University of Baltimore law professor Charles Tiefer said it's "surprising and significant" that the citations make no mention of video. The modest $40 penalty makes it unlikely the state's high court would find it unconstitutional, he said, "but you can do a lot of unfair things without them being unconstitutional as well."

"And it is unfair," he said. "The city hides from the alleged traffic violator the video evidence which they will use on their side — on the city's side." Revealing its existence in court, he added, is "too late for it being effectively used on the motorist's side."

Thousands of tickets voided

As revenue rolls in — the city says it's still owed $15 million in unpaid speed camera tickets — there are indications that the city has not always followed the speed-camera law as intended.

City officials have voided nearly 6,000 tickets because cameras were programmed with the wrong speed limit, citations incorrectly listed a camera's location or the devices malfunctioned. In all, city officials have had to recall batches of tickets due to errors seven times over three years, forgoing the revenue those tickets would have generated.

Even a failure to clear vegetation away from signs alerting motorists to the speed cameras has been an issue in the city. Such signs are required by state law. One man got a judge to throw out his ticket after going to court with photos showing the sign hidden by leaves.

Information the city recently gave The Sun included 9,500 citations where the clocked speed was less than 12 mph over the speed limit. City transportation spokeswoman Adrienne Barnes said some were among 6,000 that were voided. The rest were legitimate, she said, but due to an unexplained "error in input," the speed limit appeared in the database as 30 mph instead of 25 mph.

And now, in the case of the camera on eastbound Cold Spring Lane near Poly-Western, there are doubts that an automated citation means a vehicle was actually driving fast enough to merit a ticket.

The Sun examined eight tickets issued by the camera to two trucking companies. One citation, issued Sept. 4, claimed a truck was traveling 70 mph in a 35 mph zone. Like every speed camera ticket issued under state law, it included two photos of the truck, offered as evidence the vehicle broke the law. According to time stamps on the photographs, they were snapped by the camera a half-second apart.

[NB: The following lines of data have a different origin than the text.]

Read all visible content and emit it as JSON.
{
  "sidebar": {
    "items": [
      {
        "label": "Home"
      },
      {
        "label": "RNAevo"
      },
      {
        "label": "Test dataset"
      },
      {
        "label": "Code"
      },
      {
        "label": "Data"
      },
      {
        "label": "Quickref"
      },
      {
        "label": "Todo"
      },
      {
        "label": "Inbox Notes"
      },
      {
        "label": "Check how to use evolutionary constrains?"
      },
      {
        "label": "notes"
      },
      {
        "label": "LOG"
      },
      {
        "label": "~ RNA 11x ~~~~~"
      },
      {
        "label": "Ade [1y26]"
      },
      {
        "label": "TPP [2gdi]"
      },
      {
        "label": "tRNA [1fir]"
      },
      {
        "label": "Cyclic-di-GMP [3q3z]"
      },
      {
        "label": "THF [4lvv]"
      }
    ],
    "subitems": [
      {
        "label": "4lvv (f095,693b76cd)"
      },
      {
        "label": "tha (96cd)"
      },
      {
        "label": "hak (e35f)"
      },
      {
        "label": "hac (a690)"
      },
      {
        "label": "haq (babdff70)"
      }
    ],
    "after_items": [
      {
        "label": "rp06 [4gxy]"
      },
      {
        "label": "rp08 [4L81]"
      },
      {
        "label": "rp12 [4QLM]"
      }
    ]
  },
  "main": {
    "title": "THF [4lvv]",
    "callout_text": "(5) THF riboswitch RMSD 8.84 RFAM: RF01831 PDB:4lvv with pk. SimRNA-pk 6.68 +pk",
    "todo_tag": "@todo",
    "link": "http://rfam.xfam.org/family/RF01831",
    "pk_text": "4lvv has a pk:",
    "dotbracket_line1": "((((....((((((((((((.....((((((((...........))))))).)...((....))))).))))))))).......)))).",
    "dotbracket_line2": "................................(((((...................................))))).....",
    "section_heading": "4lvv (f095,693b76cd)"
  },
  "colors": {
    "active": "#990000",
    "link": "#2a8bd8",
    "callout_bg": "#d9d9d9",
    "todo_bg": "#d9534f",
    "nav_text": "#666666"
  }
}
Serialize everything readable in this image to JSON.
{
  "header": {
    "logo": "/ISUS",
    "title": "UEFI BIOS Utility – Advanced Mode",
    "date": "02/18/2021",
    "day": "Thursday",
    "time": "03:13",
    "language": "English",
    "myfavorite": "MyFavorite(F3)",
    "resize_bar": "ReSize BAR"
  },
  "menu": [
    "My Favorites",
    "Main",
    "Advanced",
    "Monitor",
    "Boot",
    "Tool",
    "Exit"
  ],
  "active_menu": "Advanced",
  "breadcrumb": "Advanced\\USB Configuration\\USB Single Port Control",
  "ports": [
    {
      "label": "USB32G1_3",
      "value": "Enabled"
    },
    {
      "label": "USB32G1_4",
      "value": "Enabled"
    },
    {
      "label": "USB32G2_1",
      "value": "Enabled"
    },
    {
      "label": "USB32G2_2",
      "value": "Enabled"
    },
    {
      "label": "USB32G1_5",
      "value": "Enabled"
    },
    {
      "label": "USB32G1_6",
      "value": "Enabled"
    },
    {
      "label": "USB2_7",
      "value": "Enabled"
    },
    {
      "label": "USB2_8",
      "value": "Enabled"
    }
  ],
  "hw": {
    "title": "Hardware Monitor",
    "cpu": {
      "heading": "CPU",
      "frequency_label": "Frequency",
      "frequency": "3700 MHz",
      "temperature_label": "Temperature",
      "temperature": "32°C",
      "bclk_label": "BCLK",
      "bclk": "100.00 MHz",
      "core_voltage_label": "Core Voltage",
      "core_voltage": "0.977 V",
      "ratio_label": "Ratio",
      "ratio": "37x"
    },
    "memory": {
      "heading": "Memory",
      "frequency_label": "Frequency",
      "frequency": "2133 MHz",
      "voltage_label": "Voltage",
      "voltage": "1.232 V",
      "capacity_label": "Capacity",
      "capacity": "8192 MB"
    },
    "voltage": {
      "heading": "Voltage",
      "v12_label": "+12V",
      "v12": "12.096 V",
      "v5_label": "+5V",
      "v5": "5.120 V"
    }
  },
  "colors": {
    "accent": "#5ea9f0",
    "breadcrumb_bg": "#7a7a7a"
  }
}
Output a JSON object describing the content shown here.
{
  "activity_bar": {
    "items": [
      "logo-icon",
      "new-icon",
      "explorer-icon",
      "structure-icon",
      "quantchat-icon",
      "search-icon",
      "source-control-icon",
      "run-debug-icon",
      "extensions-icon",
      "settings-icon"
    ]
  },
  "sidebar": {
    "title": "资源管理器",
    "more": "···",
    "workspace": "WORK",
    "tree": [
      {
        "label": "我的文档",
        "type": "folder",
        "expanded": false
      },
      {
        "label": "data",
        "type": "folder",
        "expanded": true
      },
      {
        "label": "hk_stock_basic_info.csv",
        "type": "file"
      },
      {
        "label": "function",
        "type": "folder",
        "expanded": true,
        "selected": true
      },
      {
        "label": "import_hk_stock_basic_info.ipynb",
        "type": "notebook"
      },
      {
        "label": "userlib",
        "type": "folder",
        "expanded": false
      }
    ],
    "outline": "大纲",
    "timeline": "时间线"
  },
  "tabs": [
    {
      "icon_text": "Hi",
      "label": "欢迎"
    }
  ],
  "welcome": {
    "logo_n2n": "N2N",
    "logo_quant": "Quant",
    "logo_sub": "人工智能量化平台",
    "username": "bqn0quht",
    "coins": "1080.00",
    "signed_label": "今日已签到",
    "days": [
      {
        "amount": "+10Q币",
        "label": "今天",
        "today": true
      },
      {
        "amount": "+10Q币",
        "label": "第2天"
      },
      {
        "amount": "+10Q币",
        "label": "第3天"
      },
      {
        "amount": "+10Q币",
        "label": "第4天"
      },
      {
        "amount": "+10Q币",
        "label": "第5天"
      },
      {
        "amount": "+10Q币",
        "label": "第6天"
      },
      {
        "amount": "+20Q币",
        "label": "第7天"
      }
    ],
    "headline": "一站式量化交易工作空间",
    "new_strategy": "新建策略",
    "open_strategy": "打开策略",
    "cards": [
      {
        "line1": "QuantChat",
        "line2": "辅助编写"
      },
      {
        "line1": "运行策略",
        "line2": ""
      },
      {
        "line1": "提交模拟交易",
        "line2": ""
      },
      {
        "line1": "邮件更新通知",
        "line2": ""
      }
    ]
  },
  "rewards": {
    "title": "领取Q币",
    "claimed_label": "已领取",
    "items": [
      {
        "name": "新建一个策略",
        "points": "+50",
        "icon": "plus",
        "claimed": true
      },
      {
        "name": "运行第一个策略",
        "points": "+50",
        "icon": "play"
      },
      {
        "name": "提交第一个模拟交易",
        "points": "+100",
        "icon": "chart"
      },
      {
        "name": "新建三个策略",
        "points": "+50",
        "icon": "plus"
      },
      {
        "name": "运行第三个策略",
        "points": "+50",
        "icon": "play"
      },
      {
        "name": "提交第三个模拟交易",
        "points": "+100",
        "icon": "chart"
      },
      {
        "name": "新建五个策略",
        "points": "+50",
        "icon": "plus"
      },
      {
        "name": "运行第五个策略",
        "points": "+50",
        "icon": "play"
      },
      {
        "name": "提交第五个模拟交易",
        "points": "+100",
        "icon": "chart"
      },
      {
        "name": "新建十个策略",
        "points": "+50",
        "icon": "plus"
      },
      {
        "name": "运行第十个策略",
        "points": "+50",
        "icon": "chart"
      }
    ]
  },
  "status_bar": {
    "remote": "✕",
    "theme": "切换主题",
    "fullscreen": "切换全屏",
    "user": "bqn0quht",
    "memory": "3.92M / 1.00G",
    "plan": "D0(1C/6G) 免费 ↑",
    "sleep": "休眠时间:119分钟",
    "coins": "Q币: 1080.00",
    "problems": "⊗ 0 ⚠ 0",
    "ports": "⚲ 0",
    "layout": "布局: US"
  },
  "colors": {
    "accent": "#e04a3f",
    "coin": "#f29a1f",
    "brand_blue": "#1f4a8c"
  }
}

A truck traveling 70 mph will cover just over 51 feet in half a second. But by measuring street markings that were clearly evident in the photo, The Sun found that the truck traveled no more than 30 feet, which translates to a speed of 41 mph. The other citations also yielded measurements indicating considerably slower speeds than those listed on the citations and none fast enough to warrant a $40 citation.

In early February, before most of the eight citations were issued, the city and Xerox were both alerted to problems with that camera, according to emails The Sun obtained between city officials and another truck operator.

In the emails, Utz Quality Foods food safety manager Phil Redding urged city officials to review a ticket issued to an Utz truck in January for driving 47 mph, noting that a video of the alleged violation "shows him not going fast." The city forwarded the complaint to Xerox program manager Donovan Wilson, who reviewed the case and told the city: "It seems that the vehicle was not going 47 mph."

A month later, city transportation engineer Francis Udenta asked Wilson if the ticket had been voided and whether "the issue with the camera has been rectified." Wilson replied that the citation had been voided, but he did not address questions about the camera's accuracy. The Sun obtained the emails from Ron Ely, an anti-speed camera activist who runs a website,, and their authenticity was confirmed by Redding.

Since the complaint from Redding, the Cold Spring camera has generated several thousand more tickets, including dozens of the fastest speeds recorded by the city's network of 83 cameras — including a school bus recorded going 74 mph.

"It doesn't make sense how the system is, and we're frustrated with it," Redding said in an interview.

At first Weiss, of Mary Sue Candy, said the tickets concerned him, because the Baltimore company never wants its drivers speeding, "especially in a school zone, and especially in a truck with our name all over it." His frustration is now directed at the city, he said. "The irritation increases as each ticket comes in."

This month, after inquiries from The Sun, city transportation officials said they were testing that speed camera and the one on the opposite side of Cold Spring.

"We have discovered that some larger vehicles may have experienced radar effects that led to abnormal speed readings," officials said by email.

"If we find that there was in fact an interference with the system, refunds will be issued to those affected."

Xerox spokesman Chris Gilligan said Friday that the company and the city "conducted a thorough investigation" after learning of a potential issue with the Cold Spring camera.